Stored items from a collection:
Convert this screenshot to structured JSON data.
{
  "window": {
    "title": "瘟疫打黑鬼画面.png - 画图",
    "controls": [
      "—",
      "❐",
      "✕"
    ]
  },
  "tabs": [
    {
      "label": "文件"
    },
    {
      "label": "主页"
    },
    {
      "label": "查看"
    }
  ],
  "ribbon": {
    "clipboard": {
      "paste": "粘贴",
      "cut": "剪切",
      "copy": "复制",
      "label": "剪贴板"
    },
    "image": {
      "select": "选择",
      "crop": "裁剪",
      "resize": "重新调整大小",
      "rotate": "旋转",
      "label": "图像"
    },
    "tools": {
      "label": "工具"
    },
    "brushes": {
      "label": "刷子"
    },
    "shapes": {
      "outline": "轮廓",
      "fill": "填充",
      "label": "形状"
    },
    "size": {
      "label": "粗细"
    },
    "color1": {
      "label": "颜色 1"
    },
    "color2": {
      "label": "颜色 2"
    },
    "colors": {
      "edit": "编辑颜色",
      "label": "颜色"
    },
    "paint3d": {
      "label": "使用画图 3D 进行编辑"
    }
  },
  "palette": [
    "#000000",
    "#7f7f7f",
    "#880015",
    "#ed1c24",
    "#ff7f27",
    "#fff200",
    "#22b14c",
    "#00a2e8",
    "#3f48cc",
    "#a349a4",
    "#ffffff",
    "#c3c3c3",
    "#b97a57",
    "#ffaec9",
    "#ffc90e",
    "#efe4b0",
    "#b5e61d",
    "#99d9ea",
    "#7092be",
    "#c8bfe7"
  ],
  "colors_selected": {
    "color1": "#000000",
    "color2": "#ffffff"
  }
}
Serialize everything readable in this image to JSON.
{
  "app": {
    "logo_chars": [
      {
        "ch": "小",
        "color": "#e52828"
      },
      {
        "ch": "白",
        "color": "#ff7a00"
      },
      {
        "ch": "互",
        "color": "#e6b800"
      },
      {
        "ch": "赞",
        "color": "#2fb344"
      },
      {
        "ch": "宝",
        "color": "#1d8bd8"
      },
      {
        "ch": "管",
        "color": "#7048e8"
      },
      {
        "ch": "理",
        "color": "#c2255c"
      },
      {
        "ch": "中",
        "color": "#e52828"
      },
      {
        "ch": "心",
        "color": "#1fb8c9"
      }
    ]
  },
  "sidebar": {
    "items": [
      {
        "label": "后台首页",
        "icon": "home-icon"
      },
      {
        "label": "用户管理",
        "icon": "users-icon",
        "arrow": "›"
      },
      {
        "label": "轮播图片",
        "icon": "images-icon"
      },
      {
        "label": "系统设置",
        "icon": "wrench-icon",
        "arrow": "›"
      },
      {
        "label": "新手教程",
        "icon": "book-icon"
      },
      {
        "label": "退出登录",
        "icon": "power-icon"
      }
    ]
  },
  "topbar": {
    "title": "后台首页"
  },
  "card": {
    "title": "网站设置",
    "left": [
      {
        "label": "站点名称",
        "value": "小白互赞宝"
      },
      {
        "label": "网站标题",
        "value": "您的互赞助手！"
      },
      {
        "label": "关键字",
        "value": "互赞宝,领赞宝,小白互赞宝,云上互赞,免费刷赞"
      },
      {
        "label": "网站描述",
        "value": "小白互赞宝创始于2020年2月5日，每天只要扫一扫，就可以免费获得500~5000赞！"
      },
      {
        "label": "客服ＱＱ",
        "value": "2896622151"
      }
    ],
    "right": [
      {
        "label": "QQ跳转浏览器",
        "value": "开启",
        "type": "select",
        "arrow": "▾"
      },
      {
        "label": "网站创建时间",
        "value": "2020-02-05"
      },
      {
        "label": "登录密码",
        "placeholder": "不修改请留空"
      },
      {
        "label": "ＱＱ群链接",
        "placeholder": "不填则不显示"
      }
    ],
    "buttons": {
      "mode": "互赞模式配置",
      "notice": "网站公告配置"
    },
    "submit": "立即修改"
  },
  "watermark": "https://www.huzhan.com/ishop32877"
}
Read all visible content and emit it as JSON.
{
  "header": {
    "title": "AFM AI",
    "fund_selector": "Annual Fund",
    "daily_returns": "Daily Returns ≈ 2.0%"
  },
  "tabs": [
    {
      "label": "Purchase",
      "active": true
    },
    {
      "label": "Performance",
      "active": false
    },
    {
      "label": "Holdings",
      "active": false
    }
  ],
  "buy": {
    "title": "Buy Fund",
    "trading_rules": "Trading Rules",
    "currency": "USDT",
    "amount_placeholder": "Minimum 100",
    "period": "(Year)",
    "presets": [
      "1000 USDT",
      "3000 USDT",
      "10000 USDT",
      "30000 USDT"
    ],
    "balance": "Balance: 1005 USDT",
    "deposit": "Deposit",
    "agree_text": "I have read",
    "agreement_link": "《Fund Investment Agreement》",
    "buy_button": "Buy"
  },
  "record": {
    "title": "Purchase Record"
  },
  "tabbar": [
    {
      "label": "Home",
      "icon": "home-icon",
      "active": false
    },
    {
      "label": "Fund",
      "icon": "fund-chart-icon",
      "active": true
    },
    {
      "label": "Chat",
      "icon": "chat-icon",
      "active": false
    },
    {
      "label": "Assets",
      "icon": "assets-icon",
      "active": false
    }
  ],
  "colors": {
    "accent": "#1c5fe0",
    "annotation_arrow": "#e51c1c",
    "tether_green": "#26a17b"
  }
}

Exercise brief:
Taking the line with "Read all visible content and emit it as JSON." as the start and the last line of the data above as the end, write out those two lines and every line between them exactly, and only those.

Answer section:
Read all visible content and emit it as JSON.
{
  "header": {
    "title": "AFM AI",
    "fund_selector": "Annual Fund",
    "daily_returns": "Daily Returns ≈ 2.0%"
  },
  "tabs": [
    {
      "label": "Purchase",
      "active": true
    },
    {
      "label": "Performance",
      "active": false
    },
    {
      "label": "Holdings",
      "active": false
    }
  ],
  "buy": {
    "title": "Buy Fund",
    "trading_rules": "Trading Rules",
    "currency": "USDT",
    "amount_placeholder": "Minimum 100",
    "period": "(Year)",
    "presets": [
      "1000 USDT",
      "3000 USDT",
      "10000 USDT",
      "30000 USDT"
    ],
    "balance": "Balance: 1005 USDT",
    "deposit": "Deposit",
    "agree_text": "I have read",
    "agreement_link": "《Fund Investment Agreement》",
    "buy_button": "Buy"
  },
  "record": {
    "title": "Purchase Record"
  },
  "tabbar": [
    {
      "label": "Home",
      "icon": "home-icon",
      "active": false
    },
    {
      "label": "Fund",
      "icon": "fund-chart-icon",
      "active": true
    },
    {
      "label": "Chat",
      "icon": "chat-icon",
      "active": false
    },
    {
      "label": "Assets",
      "icon": "assets-icon",
      "active": false
    }
  ],
  "colors": {
    "accent": "#1c5fe0",
    "annotation_arrow": "#e51c1c",
    "tether_green": "#26a17b"
  }
}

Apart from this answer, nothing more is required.